On drive six, the 54 yard missed field goal attempt drive, it was 3rd and six from the Indy 36 yard line, Winston hit Evans on a deep route, but Evans dropped the ball that hit him in the belly and both arms. While it was terrible that Evans dropped a first down and possibly more, Winston missed the easy play underneath for a first down with WR Humphries running free and ahead of his defender. Winston went big on third down instead of nickel and diming to push the chains for another set of downs, especially when the team was behind. Two plays before, Winston went deep to WR Evans, but they were not on the same page.
Drive seven, Winston gets sacked for a six yard loss on 2nd and 5 at the Tampa 46 yard line. He had RB Martin open in the flat, but was looking down for more. But on 2nd and 3rd down, the offensive line did a terrible job on pass protection as he was sacked on 3rd down, resulting in a punt for that drive.
Then on drive eight, everything looked promising. The refs missed a defensive pass interference by hitting TE Stocker before the ball got there, but the very next play Winston hit TE Brate for 8 yards. 3rd and 2 on the Indy 28 yard line. Winston again went big trying to hit WR Vjax on the seam when there were WRs open in the flat for a first down. On 4th and 2, there were two slant patterns that Winston could have attempted, instead he tries to thread it between a safety and underneath defender to TE Brate. Unfortunately, he threw it behind him.
For drive nine, Rainey did a terrible job fielding a punt. The ball dropped on the 30 yard line and bounced back to the 18 yard line. On 1st and 10, Winston overthrew a wide open Evans deep as Evans had broke away from two defenders. Two plays later, Winston went big again by trying to fit a throw to WR Vjax into a soft window behind the linebackers and in front of the safeties. The ball sailed and was intercepted. Winston had time and was not bothered on that pass.

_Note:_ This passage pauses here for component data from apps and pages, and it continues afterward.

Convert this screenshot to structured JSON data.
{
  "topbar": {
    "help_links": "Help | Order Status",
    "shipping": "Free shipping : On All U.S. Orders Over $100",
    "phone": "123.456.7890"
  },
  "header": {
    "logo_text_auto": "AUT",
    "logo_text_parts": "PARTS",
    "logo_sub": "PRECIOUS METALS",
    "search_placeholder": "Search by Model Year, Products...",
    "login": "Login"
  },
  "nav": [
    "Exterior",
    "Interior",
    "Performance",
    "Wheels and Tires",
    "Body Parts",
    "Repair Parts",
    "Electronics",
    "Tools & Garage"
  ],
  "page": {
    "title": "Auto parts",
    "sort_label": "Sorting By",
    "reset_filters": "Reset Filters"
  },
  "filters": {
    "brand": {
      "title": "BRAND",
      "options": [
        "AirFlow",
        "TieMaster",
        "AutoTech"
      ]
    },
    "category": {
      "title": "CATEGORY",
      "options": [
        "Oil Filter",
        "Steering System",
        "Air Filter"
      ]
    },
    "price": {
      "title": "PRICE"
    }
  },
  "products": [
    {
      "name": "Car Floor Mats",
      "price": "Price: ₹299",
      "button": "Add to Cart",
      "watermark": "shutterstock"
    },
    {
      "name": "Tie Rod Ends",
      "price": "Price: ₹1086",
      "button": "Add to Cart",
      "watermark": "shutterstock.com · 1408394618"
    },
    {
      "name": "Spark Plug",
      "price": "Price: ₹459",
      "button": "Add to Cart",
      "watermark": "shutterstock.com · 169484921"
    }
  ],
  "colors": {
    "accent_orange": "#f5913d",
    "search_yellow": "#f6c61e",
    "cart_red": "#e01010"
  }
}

Trying to be the man and go big cost Winston on the events he could control. Winston was the big cat last week and deserved all the praise. This week, he should have followed old man Hasselbeck's lead and take what the defense gives you. The huge win also got to the offensive line's hubris as it slacked in pass protection and run blocking.
|2015 Bucs Rushing Stats (after 9 games)|
|Without Longest Run|
|Game||Team||Pass||Rush||Scoring||Long||w/o Long||Rush att||Yds/A|
The lack of continuing to run in the second half was hampered by the Colt's offense not being stopped on its four drives in the second half. Offensively, the team panicked. But the 7 minute drive by the Colts in the fourth quarter that put them up by 13 points negated any real chance to run. From the chart above, remove the longest run and you can find a pattern from other games.
Execution and taking what the defense is giving you to move the chains is what hurt the offense from producing. If they would have produced 21 points in the first half, then the offense could have continued to run the ball and probably had more success. Even then, the offense could have produced more in the second half as it did have two long drives that resulted in not much.